"""

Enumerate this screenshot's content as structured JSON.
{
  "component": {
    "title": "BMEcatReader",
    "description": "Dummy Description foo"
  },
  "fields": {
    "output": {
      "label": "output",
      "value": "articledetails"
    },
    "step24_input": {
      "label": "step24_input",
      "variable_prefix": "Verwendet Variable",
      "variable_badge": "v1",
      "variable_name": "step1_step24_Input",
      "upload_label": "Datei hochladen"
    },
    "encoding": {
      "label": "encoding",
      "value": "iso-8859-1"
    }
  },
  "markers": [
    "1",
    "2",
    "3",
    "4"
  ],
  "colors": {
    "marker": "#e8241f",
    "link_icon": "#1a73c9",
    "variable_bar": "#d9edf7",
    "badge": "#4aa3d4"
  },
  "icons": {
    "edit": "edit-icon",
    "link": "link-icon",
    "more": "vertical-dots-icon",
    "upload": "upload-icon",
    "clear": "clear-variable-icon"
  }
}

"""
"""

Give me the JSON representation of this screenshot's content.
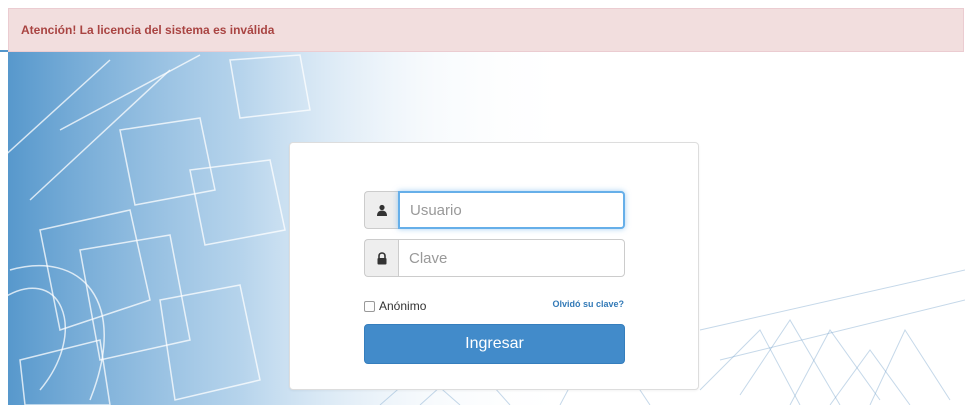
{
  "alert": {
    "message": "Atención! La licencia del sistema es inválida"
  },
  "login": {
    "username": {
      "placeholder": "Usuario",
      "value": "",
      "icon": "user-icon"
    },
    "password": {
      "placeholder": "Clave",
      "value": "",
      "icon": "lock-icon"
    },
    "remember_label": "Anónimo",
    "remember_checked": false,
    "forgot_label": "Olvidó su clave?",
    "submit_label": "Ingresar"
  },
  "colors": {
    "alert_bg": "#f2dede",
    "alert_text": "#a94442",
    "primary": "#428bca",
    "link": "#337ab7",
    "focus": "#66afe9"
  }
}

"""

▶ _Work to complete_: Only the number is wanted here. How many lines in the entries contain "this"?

▶ _Response to the task_: 2